Input data.

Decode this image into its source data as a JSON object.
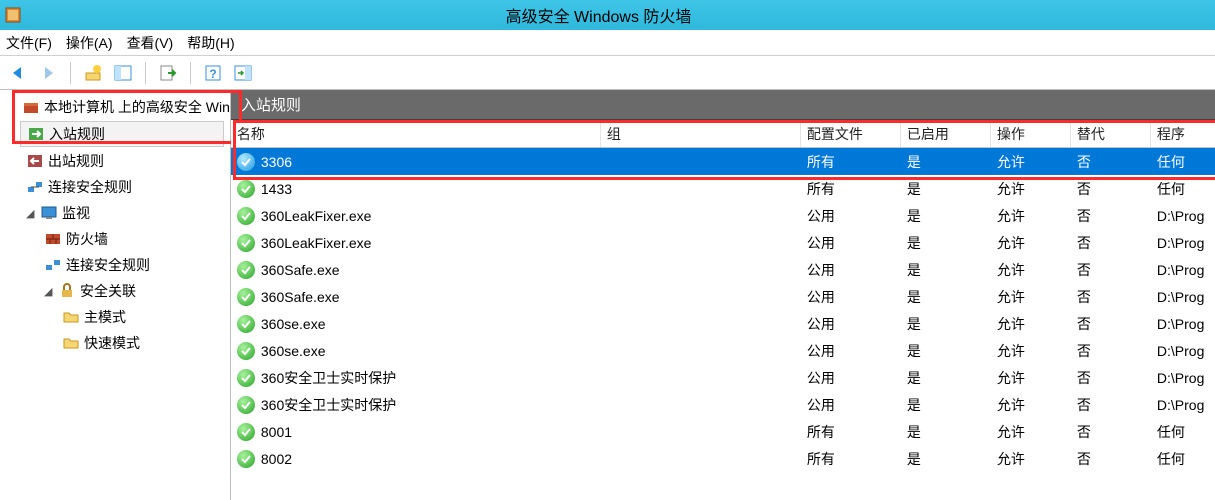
{
  "window": {
    "title": "高级安全 Windows 防火墙"
  },
  "menus": {
    "file": "文件(F)",
    "action": "操作(A)",
    "view": "查看(V)",
    "help": "帮助(H)"
  },
  "tree": {
    "root": "本地计算机 上的高级安全 Win",
    "inbound": "入站规则",
    "outbound": "出站规则",
    "connsec": "连接安全规则",
    "monitor": "监视",
    "mon_fw": "防火墙",
    "mon_connsec": "连接安全规则",
    "mon_sa": "安全关联",
    "mon_main": "主模式",
    "mon_quick": "快速模式"
  },
  "content": {
    "header": "入站规则"
  },
  "columns": {
    "name": "名称",
    "group": "组",
    "profile": "配置文件",
    "enabled": "已启用",
    "action": "操作",
    "override": "替代",
    "program": "程序"
  },
  "rules": [
    {
      "name": "3306",
      "group": "",
      "profile": "所有",
      "enabled": "是",
      "action": "允许",
      "override": "否",
      "program": "任何",
      "selected": true
    },
    {
      "name": "1433",
      "group": "",
      "profile": "所有",
      "enabled": "是",
      "action": "允许",
      "override": "否",
      "program": "任何"
    },
    {
      "name": "360LeakFixer.exe",
      "group": "",
      "profile": "公用",
      "enabled": "是",
      "action": "允许",
      "override": "否",
      "program": "D:\\Prog"
    },
    {
      "name": "360LeakFixer.exe",
      "group": "",
      "profile": "公用",
      "enabled": "是",
      "action": "允许",
      "override": "否",
      "program": "D:\\Prog"
    },
    {
      "name": "360Safe.exe",
      "group": "",
      "profile": "公用",
      "enabled": "是",
      "action": "允许",
      "override": "否",
      "program": "D:\\Prog"
    },
    {
      "name": "360Safe.exe",
      "group": "",
      "profile": "公用",
      "enabled": "是",
      "action": "允许",
      "override": "否",
      "program": "D:\\Prog"
    },
    {
      "name": "360se.exe",
      "group": "",
      "profile": "公用",
      "enabled": "是",
      "action": "允许",
      "override": "否",
      "program": "D:\\Prog"
    },
    {
      "name": "360se.exe",
      "group": "",
      "profile": "公用",
      "enabled": "是",
      "action": "允许",
      "override": "否",
      "program": "D:\\Prog"
    },
    {
      "name": "360安全卫士实时保护",
      "group": "",
      "profile": "公用",
      "enabled": "是",
      "action": "允许",
      "override": "否",
      "program": "D:\\Prog"
    },
    {
      "name": "360安全卫士实时保护",
      "group": "",
      "profile": "公用",
      "enabled": "是",
      "action": "允许",
      "override": "否",
      "program": "D:\\Prog"
    },
    {
      "name": "8001",
      "group": "",
      "profile": "所有",
      "enabled": "是",
      "action": "允许",
      "override": "否",
      "program": "任何"
    },
    {
      "name": "8002",
      "group": "",
      "profile": "所有",
      "enabled": "是",
      "action": "允许",
      "override": "否",
      "program": "任何"
    }
  ]
}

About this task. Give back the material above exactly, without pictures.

Your response.
Decode this image into its source data as a JSON object.
{
  "window": {
    "title": "高级安全 Windows 防火墙"
  },
  "menus": {
    "file": "文件(F)",
    "action": "操作(A)",
    "view": "查看(V)",
    "help": "帮助(H)"
  },
  "tree": {
    "root": "本地计算机 上的高级安全 Win",
    "inbound": "入站规则",
    "outbound": "出站规则",
    "connsec": "连接安全规则",
    "monitor": "监视",
    "mon_fw": "防火墙",
    "mon_connsec": "连接安全规则",
    "mon_sa": "安全关联",
    "mon_main": "主模式",
    "mon_quick": "快速模式"
  },
  "content": {
    "header": "入站规则"
  },
  "columns": {
    "name": "名称",
    "group": "组",
    "profile": "配置文件",
    "enabled": "已启用",
    "action": "操作",
    "override": "替代",
    "program": "程序"
  },
  "rules": [
    {
      "name": "3306",
      "group": "",
      "profile": "所有",
      "enabled": "是",
      "action": "允许",
      "override": "否",
      "program": "任何",
      "selected": true
    },
    {
      "name": "1433",
      "group": "",
      "profile": "所有",
      "enabled": "是",
      "action": "允许",
      "override": "否",
      "program": "任何"
    },
    {
      "name": "360LeakFixer.exe",
      "group": "",
      "profile": "公用",
      "enabled": "是",
      "action": "允许",
      "override": "否",
      "program": "D:\\Prog"
    },
    {
      "name": "360LeakFixer.exe",
      "group": "",
      "profile": "公用",
      "enabled": "是",
      "action": "允许",
      "override": "否",
      "program": "D:\\Prog"
    },
    {
      "name": "360Safe.exe",
      "group": "",
      "profile": "公用",
      "enabled": "是",
      "action": "允许",
      "override": "否",
      "program": "D:\\Prog"
    },
    {
      "name": "360Safe.exe",
      "group": "",
      "profile": "公用",
      "enabled": "是",
      "action": "允许",
      "override": "否",
      "program": "D:\\Prog"
    },
    {
      "name": "360se.exe",
      "group": "",
      "profile": "公用",
      "enabled": "是",
      "action": "允许",
      "override": "否",
      "program": "D:\\Prog"
    },
    {
      "name": "360se.exe",
      "group": "",
      "profile": "公用",
      "enabled": "是",
      "action": "允许",
      "override": "否",
      "program": "D:\\Prog"
    },
    {
      "name": "360安全卫士实时保护",
      "group": "",
      "profile": "公用",
      "enabled": "是",
      "action": "允许",
      "override": "否",
      "program": "D:\\Prog"
    },
    {
      "name": "360安全卫士实时保护",
      "group": "",
      "profile": "公用",
      "enabled": "是",
      "action": "允许",
      "override": "否",
      "program": "D:\\Prog"
    },
    {
      "name": "8001",
      "group": "",
      "profile": "所有",
      "enabled": "是",
      "action": "允许",
      "override": "否",
      "program": "任何"
    },
    {
      "name": "8002",
      "group": "",
      "profile": "所有",
      "enabled": "是",
      "action": "允许",
      "override": "否",
      "program": "任何"
    }
  ]
}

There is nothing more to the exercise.